Task directions:
Copy out each line featuring the string "tıklayın" from the entries beneath.

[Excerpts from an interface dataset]
-- -- --

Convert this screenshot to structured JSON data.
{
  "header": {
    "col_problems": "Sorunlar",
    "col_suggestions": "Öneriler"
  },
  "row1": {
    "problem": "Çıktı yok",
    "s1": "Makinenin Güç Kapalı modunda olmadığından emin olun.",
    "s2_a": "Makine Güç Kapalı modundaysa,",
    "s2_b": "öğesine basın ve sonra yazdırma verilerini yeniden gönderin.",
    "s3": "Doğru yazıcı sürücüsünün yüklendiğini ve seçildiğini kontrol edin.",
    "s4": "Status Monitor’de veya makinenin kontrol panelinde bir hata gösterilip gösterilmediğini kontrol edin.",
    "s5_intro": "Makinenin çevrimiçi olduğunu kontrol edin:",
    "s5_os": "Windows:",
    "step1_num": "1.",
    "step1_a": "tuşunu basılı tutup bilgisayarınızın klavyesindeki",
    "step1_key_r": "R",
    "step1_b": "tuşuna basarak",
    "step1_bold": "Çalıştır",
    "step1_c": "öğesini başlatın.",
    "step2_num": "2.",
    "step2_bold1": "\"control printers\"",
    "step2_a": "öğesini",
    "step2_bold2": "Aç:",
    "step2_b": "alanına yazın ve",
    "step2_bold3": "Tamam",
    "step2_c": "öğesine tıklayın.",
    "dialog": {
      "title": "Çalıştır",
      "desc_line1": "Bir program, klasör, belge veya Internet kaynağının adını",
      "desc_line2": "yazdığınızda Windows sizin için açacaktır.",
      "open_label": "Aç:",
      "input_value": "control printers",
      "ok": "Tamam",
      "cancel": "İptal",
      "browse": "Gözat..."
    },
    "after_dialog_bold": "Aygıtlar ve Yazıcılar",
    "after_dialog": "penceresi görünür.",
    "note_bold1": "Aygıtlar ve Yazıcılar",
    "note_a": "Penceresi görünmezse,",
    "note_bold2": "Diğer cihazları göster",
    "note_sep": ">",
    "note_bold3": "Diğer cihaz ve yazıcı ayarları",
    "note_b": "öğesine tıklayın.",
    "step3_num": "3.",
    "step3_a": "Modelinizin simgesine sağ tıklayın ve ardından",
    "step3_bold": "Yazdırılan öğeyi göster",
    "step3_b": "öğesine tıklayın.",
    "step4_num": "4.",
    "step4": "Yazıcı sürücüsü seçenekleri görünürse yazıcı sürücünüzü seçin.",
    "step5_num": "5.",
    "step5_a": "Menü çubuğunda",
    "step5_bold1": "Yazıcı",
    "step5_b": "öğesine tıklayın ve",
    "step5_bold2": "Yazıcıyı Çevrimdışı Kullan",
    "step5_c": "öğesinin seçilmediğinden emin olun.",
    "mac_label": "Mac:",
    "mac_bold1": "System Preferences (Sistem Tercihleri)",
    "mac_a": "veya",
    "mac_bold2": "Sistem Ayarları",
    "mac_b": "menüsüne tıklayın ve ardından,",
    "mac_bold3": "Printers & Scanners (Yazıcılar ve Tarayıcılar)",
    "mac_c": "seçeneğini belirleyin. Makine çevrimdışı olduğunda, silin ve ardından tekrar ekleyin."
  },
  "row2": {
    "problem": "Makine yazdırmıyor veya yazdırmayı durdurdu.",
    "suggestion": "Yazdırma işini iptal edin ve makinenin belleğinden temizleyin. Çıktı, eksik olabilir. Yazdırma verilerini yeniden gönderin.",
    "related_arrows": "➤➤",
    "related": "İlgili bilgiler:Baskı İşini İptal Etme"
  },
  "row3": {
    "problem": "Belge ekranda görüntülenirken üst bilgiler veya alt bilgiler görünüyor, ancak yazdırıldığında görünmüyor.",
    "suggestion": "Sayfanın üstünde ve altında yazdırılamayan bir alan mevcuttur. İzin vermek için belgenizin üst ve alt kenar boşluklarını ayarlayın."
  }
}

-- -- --

Result of this task:
    "step2_c": "öğesine tıklayın.",
    "note_b": "öğesine tıklayın.",
    "step3_a": "Modelinizin simgesine sağ tıklayın ve ardından",
    "step3_b": "öğesine tıklayın.",
    "step5_b": "öğesine tıklayın ve",
    "mac_b": "menüsüne tıklayın ve ardından,",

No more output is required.